A film review by: Witney Seibold
For what is ostensibly a mere teenage retread of “Rear Window,” “Disturbia is a surprisingly taut thriller. The camera doesn’t have the same kind of voyeur’s eye as in “Rear Window,” but director D.J. Caruso (“The Salton Sea,” “Taking Lives”) ups the ante by having the spying take place through a series of digital cameras, walkie-talkies, and cellular telephones. It does more than add an element that the MySpace generation can relate to, it gives us the impression that perhaps absorbing digital information gives us no power to control what we’re seeing.The set-up: In a flashback, we see that teenager Kale (Shia LaBeouf, an actor to be excited about) lost his father in a car wreck. One year later, he’s become a sullen underachiever, and, in a fit of rage, decks his Spanish teacher. He is not sorry, and is placed under house arrest, much to chagrin of his hard-working mother (Carrie-Anne Moss who adds a level of dimension to what could have otherwise been a usual hapless adult character) who makes sure he learns his lesson by cutting off his cable TV and videogame systems. His new life now consists of fighting off cabin fever. He ties a string around his lawn, exactly marking the limits dictated by his electronic anklet. He begins peeping at the neighbors, forming his own dramas. Two catch his eye the most: his hot new neighbor Ashley (Sarah Roemer) who conveniently goes swimming in her teeny bikini right in view of his window, and Mr. Turner (David Morse, as creepy as he wants to be) across the street who keeps odd hours, and is seen mysteriously dragging large bags out of his house late at night. Kale eventually befriends Ashley, and the two of them, assisted by Kale’s horny and amusing friend Ronnie (Aaron Yoo) begin to mark the patters of Mr. Turner’s comings and goings. Is he really a serial killer?
The film works well. The tight and swift direction keep the pace lively (the film only runs 100 minutes), and Shia LaBeouf’s performance really captures what it is to be an asshole teenager without making him into a sullen caricature. LaBeouf needs more roles (provided they aren’t in giant robot movies). David Morse does what he does best, and Carrie-Anne Moss is more than capable with the limited material. And, as I said, I liked the incorporation of modern technology into what was originally Jimmy Stewart’s long camera lens.

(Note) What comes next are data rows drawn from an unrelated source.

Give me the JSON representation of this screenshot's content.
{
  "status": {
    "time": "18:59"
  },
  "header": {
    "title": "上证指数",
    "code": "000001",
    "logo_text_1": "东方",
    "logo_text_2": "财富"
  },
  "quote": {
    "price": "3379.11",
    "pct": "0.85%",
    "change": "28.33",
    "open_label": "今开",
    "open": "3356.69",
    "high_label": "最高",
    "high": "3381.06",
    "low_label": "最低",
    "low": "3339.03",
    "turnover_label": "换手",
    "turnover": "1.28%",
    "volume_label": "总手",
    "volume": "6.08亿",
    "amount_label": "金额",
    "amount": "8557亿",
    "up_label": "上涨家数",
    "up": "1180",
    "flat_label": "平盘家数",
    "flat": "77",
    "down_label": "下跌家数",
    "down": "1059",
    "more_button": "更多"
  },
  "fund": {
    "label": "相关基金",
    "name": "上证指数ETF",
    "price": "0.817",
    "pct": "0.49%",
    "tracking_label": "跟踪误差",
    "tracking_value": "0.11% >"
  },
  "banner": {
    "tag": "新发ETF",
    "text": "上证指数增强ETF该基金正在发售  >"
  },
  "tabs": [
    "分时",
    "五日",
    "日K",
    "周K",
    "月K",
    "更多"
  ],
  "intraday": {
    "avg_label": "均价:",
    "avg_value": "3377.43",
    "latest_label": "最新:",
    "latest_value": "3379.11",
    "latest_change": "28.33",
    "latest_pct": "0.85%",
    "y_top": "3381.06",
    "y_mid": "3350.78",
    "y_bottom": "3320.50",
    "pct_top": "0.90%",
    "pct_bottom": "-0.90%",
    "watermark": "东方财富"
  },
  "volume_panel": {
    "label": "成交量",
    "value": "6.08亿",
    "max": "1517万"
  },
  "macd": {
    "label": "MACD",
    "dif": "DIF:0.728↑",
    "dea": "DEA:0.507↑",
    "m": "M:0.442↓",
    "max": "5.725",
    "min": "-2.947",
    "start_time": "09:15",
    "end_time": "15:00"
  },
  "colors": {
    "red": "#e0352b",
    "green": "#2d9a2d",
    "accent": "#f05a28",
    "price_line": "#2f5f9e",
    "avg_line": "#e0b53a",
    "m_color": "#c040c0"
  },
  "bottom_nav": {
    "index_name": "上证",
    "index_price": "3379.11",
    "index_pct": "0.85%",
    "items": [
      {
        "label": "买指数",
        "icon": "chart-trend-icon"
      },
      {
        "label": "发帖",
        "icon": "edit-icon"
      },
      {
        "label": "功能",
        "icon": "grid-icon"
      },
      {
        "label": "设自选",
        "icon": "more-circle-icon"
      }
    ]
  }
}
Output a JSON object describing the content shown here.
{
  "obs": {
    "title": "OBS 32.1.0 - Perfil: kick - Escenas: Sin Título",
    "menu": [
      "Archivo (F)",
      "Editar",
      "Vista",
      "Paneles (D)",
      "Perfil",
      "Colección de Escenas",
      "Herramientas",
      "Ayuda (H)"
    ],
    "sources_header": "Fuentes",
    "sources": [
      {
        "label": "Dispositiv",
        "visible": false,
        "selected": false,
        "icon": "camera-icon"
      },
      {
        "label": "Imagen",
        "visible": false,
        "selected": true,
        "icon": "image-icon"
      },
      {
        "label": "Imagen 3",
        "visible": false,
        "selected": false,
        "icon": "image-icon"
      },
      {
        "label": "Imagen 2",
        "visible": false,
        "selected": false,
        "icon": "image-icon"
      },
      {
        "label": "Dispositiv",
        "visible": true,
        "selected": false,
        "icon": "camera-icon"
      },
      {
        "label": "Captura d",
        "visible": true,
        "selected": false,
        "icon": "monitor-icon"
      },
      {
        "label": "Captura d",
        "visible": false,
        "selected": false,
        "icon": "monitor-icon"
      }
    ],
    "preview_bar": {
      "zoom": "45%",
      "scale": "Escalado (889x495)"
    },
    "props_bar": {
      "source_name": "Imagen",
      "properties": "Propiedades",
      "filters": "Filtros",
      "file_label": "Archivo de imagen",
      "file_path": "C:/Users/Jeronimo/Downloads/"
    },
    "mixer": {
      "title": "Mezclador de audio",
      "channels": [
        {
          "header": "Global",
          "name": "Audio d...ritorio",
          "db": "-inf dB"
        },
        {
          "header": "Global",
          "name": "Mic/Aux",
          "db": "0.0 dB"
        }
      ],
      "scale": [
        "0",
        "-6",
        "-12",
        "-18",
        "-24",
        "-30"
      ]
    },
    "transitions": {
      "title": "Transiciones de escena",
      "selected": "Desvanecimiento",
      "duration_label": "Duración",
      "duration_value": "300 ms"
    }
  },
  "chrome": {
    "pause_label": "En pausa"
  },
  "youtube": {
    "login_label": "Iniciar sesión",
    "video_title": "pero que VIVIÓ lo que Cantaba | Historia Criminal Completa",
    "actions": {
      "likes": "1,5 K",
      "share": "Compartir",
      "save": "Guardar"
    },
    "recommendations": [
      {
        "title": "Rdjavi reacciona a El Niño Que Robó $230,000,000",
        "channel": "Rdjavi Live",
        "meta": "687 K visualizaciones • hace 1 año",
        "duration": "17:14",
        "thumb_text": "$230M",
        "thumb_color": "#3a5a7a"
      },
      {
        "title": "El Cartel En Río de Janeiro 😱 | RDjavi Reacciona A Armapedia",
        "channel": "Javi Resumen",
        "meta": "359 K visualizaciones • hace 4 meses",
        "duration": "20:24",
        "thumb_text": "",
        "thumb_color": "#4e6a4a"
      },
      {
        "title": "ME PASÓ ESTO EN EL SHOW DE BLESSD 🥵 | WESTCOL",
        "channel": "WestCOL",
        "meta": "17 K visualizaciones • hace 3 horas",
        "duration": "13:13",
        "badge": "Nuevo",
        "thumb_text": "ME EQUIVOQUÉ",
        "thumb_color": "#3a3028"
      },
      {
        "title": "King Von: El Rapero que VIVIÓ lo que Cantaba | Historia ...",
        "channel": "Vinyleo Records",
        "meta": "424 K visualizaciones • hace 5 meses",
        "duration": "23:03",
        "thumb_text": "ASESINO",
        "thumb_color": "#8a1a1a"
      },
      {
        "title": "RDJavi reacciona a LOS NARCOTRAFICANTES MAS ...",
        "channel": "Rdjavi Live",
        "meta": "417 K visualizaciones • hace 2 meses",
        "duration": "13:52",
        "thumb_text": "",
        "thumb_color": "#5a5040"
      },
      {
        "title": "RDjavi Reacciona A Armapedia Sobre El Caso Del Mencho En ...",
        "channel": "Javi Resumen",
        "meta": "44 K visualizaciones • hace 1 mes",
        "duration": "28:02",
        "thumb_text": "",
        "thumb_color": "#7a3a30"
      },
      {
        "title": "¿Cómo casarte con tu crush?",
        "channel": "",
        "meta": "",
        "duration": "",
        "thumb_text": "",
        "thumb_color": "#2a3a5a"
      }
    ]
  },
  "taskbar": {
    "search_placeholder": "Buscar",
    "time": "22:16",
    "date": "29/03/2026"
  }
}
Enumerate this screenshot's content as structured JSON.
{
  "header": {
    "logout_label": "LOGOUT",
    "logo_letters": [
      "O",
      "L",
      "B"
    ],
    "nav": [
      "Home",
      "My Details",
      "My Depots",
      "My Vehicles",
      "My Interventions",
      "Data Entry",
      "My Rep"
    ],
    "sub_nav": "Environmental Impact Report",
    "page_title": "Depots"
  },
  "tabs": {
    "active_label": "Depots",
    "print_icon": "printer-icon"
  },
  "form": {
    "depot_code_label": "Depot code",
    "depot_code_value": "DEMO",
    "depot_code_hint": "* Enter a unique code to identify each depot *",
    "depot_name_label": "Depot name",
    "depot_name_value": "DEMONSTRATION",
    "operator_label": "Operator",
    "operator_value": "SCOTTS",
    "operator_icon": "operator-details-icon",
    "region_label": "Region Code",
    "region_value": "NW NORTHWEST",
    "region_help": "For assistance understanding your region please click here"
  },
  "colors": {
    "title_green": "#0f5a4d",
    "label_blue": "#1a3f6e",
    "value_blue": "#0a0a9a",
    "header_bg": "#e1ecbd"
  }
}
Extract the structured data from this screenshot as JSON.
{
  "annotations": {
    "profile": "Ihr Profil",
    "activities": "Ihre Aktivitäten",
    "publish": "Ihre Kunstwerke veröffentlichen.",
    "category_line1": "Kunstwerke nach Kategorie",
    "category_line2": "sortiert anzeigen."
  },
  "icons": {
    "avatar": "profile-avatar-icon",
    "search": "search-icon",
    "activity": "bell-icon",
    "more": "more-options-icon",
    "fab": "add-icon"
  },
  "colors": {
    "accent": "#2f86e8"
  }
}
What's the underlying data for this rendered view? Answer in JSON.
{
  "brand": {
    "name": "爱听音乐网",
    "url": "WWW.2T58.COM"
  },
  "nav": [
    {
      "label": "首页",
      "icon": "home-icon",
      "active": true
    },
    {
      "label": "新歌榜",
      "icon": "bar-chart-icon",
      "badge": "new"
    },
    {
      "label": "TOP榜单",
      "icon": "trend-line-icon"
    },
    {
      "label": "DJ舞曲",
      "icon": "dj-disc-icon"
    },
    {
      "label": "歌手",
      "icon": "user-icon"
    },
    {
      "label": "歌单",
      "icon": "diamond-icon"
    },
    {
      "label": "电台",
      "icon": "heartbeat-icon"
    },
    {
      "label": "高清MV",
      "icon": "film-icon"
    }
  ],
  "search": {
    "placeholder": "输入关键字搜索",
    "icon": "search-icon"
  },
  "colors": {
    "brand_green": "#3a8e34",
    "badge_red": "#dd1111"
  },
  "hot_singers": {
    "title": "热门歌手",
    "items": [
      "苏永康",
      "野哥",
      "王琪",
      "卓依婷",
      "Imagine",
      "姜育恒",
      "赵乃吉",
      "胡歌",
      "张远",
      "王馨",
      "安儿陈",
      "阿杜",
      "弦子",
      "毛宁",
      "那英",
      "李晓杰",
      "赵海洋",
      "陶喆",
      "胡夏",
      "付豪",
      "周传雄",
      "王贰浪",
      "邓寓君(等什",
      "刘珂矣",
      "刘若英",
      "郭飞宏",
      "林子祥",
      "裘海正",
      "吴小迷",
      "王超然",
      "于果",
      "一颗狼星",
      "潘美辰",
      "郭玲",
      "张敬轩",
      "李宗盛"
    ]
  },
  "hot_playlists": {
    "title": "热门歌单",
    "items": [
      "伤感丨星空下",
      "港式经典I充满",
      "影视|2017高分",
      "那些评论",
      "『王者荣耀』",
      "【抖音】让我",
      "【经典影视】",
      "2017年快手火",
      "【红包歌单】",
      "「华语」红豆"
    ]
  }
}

I was a little disturbed at the long, long close-up Maxim-Magazine shots of the be-swimsuited Ashley, though. Actress Sarah Roemer will be 23 years old this year, and Shia LaBeouf is himself 20, but as they are playing teenagers, the fetishization of her did feel a bit… unwholesome.
That said, Sarah Roemer is really hot.
This film has been #1 at the box office for a few weeks (until “Spider-Man 3” opened), and it’s an odd for such a low-concept, low-hype film to be so popular (perhaps it’s just the lack of anything else good in theaters now). But then, it’s good enough that I will let it cherish its memories of three weeks at #1.